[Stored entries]
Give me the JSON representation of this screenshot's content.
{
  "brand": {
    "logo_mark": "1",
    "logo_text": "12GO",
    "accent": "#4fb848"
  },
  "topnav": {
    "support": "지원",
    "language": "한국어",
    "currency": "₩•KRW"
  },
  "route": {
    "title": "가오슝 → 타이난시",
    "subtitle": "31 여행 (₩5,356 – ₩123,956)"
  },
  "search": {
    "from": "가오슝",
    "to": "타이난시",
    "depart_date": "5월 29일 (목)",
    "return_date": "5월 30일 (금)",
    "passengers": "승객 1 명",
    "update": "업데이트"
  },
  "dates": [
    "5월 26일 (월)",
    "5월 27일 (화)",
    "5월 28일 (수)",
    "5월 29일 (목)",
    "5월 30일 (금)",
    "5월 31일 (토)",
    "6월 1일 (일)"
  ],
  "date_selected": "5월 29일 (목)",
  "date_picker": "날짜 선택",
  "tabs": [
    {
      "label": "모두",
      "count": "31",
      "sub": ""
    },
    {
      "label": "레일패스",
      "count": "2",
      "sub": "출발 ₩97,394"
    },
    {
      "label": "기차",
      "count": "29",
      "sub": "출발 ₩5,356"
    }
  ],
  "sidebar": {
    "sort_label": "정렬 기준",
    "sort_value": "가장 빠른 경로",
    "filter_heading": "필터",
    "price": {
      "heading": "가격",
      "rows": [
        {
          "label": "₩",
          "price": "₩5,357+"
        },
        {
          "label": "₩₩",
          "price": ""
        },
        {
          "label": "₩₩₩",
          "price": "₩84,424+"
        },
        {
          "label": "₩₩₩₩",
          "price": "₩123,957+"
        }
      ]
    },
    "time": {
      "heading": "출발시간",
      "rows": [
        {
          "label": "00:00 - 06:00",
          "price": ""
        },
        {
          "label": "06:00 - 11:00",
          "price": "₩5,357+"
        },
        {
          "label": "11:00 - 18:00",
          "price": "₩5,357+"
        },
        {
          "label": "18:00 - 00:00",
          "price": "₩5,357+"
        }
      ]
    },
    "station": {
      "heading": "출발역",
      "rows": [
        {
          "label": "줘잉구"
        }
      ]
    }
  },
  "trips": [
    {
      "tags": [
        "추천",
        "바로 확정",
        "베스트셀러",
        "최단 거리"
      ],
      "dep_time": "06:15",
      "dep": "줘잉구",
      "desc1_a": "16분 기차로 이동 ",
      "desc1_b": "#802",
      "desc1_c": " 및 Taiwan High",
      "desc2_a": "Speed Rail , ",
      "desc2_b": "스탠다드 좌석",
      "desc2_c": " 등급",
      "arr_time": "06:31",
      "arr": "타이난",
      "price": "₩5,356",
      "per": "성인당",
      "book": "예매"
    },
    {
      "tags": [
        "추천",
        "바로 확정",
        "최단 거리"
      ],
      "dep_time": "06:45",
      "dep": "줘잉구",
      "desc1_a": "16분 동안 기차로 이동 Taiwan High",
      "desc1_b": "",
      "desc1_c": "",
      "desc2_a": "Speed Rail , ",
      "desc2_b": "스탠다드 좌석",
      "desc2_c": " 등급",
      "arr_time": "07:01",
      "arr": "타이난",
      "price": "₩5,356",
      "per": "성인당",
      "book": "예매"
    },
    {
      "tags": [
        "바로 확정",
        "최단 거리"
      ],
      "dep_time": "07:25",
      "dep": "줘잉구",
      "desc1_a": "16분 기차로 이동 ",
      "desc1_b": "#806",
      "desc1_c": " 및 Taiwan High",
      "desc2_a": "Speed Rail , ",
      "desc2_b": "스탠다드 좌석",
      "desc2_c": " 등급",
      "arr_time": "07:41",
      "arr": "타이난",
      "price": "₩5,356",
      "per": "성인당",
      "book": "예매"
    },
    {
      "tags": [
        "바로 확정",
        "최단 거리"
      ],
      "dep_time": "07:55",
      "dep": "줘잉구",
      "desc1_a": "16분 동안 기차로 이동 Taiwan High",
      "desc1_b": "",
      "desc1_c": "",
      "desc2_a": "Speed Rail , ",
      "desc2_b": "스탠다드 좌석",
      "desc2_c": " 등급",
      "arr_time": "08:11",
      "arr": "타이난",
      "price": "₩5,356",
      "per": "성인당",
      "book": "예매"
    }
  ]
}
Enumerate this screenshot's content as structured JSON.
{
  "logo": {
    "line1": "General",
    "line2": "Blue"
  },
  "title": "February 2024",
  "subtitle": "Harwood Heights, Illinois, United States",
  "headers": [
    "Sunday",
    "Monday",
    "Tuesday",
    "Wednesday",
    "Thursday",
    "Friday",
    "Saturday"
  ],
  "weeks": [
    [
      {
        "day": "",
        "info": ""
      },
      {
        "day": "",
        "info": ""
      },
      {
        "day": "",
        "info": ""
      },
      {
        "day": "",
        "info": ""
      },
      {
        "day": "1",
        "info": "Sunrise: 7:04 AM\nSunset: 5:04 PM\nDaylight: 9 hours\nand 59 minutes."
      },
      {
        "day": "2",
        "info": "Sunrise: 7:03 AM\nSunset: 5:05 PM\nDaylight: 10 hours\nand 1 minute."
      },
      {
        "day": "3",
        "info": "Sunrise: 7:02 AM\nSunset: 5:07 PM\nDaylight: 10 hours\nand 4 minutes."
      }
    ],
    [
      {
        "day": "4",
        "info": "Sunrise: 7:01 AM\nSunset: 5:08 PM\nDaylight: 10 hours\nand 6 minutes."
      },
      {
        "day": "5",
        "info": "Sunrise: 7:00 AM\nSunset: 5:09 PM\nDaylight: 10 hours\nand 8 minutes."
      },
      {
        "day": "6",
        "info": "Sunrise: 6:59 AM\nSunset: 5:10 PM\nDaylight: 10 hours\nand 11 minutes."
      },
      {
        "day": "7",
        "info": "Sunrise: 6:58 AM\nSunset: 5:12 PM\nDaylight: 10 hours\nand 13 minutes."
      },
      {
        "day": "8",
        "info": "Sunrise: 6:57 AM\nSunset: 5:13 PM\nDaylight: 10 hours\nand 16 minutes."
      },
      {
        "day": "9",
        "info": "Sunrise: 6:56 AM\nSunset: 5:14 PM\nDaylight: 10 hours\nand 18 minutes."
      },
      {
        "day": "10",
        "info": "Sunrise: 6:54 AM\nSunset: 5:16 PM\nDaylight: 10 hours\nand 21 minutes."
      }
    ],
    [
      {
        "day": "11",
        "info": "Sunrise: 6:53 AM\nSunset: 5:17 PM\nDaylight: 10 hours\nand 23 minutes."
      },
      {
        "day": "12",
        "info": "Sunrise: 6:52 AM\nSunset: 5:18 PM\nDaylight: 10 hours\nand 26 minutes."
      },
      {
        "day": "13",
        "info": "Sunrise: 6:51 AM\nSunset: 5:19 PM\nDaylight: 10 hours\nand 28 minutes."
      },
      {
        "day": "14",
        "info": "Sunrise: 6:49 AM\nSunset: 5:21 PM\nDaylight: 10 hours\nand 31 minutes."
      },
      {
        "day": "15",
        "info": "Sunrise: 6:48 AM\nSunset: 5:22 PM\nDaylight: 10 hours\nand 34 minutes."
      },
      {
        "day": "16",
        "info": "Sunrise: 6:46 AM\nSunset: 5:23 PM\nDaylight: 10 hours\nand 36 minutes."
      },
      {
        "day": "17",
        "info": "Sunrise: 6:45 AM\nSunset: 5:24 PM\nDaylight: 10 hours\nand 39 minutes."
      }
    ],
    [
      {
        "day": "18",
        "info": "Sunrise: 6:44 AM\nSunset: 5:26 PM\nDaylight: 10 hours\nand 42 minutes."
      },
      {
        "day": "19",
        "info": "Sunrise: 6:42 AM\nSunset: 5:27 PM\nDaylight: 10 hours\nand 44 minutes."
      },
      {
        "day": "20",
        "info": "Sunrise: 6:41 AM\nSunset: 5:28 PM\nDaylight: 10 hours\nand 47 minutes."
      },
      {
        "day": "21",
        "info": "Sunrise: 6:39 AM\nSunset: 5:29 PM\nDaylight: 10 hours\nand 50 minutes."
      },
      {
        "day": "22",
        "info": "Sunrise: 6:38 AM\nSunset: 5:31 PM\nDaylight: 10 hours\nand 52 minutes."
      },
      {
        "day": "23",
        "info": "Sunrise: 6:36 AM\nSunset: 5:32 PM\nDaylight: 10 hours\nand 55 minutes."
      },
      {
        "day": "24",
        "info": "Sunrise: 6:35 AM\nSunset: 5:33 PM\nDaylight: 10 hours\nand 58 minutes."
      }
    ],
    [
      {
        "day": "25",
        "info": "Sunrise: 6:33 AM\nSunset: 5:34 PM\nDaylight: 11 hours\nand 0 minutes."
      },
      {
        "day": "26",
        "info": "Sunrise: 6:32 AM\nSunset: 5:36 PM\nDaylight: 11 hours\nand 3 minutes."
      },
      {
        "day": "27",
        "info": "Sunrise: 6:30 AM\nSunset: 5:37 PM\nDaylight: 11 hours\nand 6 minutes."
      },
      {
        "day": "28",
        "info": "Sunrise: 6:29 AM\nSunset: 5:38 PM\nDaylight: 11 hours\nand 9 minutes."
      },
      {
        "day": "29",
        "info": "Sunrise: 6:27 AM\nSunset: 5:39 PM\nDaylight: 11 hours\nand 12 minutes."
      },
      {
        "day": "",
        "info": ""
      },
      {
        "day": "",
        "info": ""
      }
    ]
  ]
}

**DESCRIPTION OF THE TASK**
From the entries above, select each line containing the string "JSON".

**RESULT BELOW**
Give me the JSON representation of this screenshot's content.
Enumerate this screenshot's content as structured JSON.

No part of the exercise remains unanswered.